- There is over $32 billion in unclaimed funds across the U.S.
- This fascinating KQED article states that California has over $8 billion in unclaimed property on the books. Even crazier? Unclaimed property is the fifth-largest revenue source for California’s general fund, bringing in about $400 million a year.
- The Treasurer of Virginia says one in four residents in the state has unclaimed property.
How to Find Your Unclaimed Property
You’ve found lost friends on Facebook (and for the most part instantly regretted this, and wished they would go back to being lost). I guarantee that finding lost money will be a much happier experience all around. Remember the letter above? It said the funds had been transferred to a “third party escrow account”? That is true. Your money is being held by the state. And Mr. Hashim is wrong (or a bald faced liar, who knows?), retrieving it is free. You don’t have to pay a 20% fee, and you certainly don’t need the services of detectives in trench coats with hats pulled down low lurking in doorways to locate it.
So, how do you check if some state is holding on to some moolah for you? Visit
and start your search. Remember to search in every state that you have ever resided or worked in.
There are also a couple of other places to search for your property:
- The Treasury holds some $16 billion in unclaimed savings bonds. Check out treasuryhunt.gov.
- Unclaimed refunds from the IRS. Check out this site. Remember that unlike unclaimed property above, unclaimed tax refunds expire in the three years.
Our Happy Ending
We are in the process of claiming the $794 from the state of Colorado for Mr. BITA. On a whim I searched for unclaimed property in my name and found $103.72 waiting for me in California. Ka Ching! California’s claims process was entirely online and I received a cheque from the state in about 3 weeks. Colorado requires us to send in a notarized document, which is why that one is still a work in progress.
I told my colleagues at work our story. Four of the nine people I talked to found something, ranging from $6 all the way to $350.
Oh and thank you, Aaron Hashim. We couldn’t have done this without you. Sadly, you aren’t getting a dime from us.

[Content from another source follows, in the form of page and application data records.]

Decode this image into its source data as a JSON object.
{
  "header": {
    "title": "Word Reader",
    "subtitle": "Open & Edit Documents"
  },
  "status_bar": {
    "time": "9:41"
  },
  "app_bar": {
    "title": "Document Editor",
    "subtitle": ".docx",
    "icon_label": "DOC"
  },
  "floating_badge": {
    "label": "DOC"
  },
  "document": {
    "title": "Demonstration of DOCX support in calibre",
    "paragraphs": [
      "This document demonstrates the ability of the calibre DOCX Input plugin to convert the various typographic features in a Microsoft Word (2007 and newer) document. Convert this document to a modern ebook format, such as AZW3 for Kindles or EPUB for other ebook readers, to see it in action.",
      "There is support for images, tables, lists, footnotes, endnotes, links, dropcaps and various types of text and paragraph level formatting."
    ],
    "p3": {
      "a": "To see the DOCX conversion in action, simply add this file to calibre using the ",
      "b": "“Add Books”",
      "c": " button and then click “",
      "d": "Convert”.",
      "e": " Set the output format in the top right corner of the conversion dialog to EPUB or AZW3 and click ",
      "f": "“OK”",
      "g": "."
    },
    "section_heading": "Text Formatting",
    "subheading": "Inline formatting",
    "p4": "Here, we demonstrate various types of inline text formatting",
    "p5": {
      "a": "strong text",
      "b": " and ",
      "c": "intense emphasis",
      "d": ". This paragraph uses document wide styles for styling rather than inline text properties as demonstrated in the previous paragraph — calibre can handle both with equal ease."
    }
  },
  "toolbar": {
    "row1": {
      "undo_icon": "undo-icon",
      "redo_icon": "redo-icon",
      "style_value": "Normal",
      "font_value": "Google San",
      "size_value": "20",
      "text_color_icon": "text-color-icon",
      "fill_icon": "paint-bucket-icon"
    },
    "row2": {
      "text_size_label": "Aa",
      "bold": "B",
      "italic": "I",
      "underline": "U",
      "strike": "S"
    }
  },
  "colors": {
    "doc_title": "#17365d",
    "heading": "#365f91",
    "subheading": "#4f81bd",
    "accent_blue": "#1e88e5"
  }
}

Go forth and search for treasure. And if you find some, do let me know in the comments. I would love to hear your stories.